**Work required:** Please retype every record exactly as it appears, omitting the pictures.
┏━━
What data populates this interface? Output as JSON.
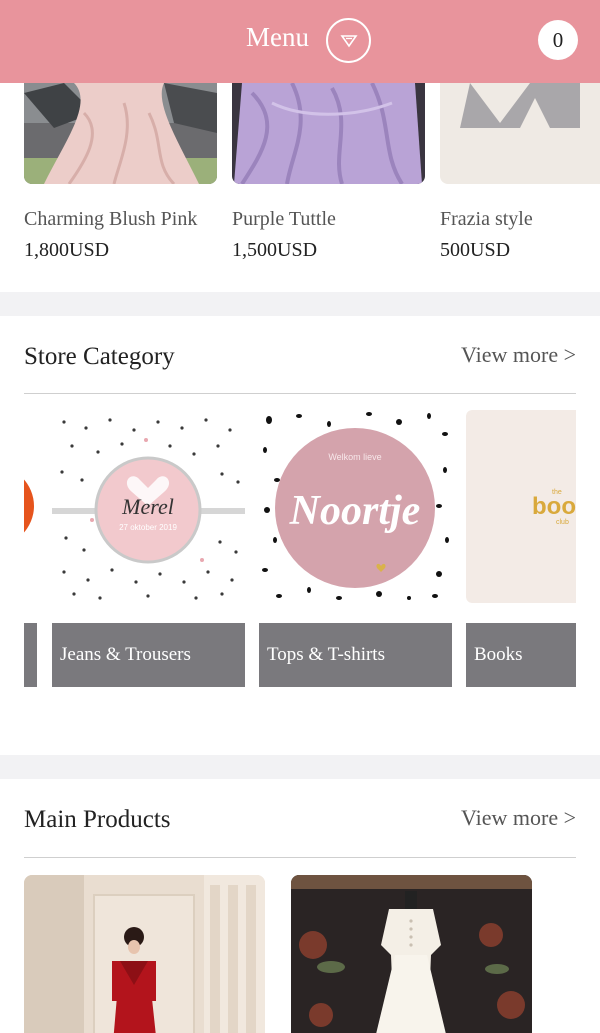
{
  "header": {
    "menu_label": "Menu",
    "cart_count": "0",
    "bg_color": "#e8949c"
  },
  "featured": [
    {
      "name": "Charming Blush Pink",
      "price": "1,800USD"
    },
    {
      "name": "Purple Tuttle",
      "price": "1,500USD"
    },
    {
      "name": "Frazia style",
      "price": "500USD"
    }
  ],
  "store_category": {
    "title": "Store Category",
    "view_more": "View more >",
    "items": [
      {
        "label": "Jeans & Trousers",
        "art_top": "Merel",
        "art_sub": "27 oktober 2019"
      },
      {
        "label": "Tops & T-shirts",
        "art_top": "Welkom lieve",
        "art_main": "Noortje"
      },
      {
        "label": "Books",
        "art_top": "the",
        "art_main": "boo",
        "art_sub": "club"
      }
    ]
  },
  "main_products": {
    "title": "Main Products",
    "view_more": "View more >"
  }
}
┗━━
**Task result:**
What data populates this interface? Output as JSON.
{
  "header": {
    "menu_label": "Menu",
    "cart_count": "0",
    "bg_color": "#e8949c"
  },
  "featured": [
    {
      "name": "Charming Blush Pink",
      "price": "1,800USD"
    },
    {
      "name": "Purple Tuttle",
      "price": "1,500USD"
    },
    {
      "name": "Frazia style",
      "price": "500USD"
    }
  ],
  "store_category": {
    "title": "Store Category",
    "view_more": "View more >",
    "items": [
      {
        "label": "Jeans & Trousers",
        "art_top": "Merel",
        "art_sub": "27 oktober 2019"
      },
      {
        "label": "Tops & T-shirts",
        "art_top": "Welkom lieve",
        "art_main": "Noortje"
      },
      {
        "label": "Books",
        "art_top": "the",
        "art_main": "boo",
        "art_sub": "club"
      }
    ]
  },
  "main_products": {
    "title": "Main Products",
    "view_more": "View more >"
  }
}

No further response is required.